You can think of it as kind of the dark part of smoke, the soot that you can see. When it is emitted in the spring time and early summer like now, that causes rapid melt of sea ice, which means more sea ice melts because of our fire than is just being caused by the warming of climate change. 

And if you calculate all the black carbon emissions from the eight Arctic states, Russia is almost two-thirds of those emissions, which means the other seven Arctic states, including Canada and the U.S. because of Alaska, we can do a lot to lower our emissions and that matters. 

But, ultimately, to get to a solution, we will need to at some point in the future see those emissions be reduced in Russia as well. And Siberia is, of course, one of the main regions where we see these early springtime and summer fires. 
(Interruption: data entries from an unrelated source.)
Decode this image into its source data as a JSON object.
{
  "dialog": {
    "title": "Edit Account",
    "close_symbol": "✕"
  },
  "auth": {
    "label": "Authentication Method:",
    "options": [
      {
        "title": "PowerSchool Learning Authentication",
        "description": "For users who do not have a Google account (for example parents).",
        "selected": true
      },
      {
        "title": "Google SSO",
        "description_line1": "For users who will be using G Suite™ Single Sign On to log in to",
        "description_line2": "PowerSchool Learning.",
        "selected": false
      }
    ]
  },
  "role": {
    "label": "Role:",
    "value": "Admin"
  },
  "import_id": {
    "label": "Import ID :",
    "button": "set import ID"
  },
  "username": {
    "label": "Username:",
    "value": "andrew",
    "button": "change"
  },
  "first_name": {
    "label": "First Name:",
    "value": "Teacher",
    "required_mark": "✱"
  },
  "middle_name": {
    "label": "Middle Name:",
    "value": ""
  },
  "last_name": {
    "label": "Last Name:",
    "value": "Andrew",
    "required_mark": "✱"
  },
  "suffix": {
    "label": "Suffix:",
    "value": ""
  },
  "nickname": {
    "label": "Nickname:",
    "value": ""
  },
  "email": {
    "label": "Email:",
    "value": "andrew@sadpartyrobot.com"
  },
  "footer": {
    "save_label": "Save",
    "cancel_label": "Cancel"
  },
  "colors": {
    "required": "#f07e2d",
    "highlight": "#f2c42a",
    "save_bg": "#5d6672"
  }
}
If the war continues through the spring and the summer, how bad do you think that these wildfires might get through the course of this spring and summer? 

If we do get some more extreme early summer temperatures, we could see more extreme fires. And then, of course, if they're not engaged, then they will be allowed to spread. 

So I don't think that it will be fought. I don't think it will be engaged except by the local and Indigenous populations there. And we will just have to see unless things change in the war such that now this equipment can be deployed somewhere else.

Written by Jason Vermes. Produced by Liam Dawe. This Q&A has been edited for length and clarity.

Add some “good” to your morning and evening.

A variety of newsletters you'll love, delivered straight to you.

Sign up now


To encourage thoughtful and respectful conversations, first and last names will appear with each submission to CBC/Radio-Canada's online communities (except in children and youth-oriented communities). Pseudonyms will no longer be permitted.

By submitting a comment, you accept that CBC has the right to reproduce and publish that comment in whole or in part, in any manner CBC chooses. Please note that CBC does not endorse the opinions expressed in comments. Comments on this story are moderated according to our Submission Guidelines. Comments are welcome while open. We reserve the right to close comments at any time.

Become a CBC Member

Join the conversation  Create account

Already have an account?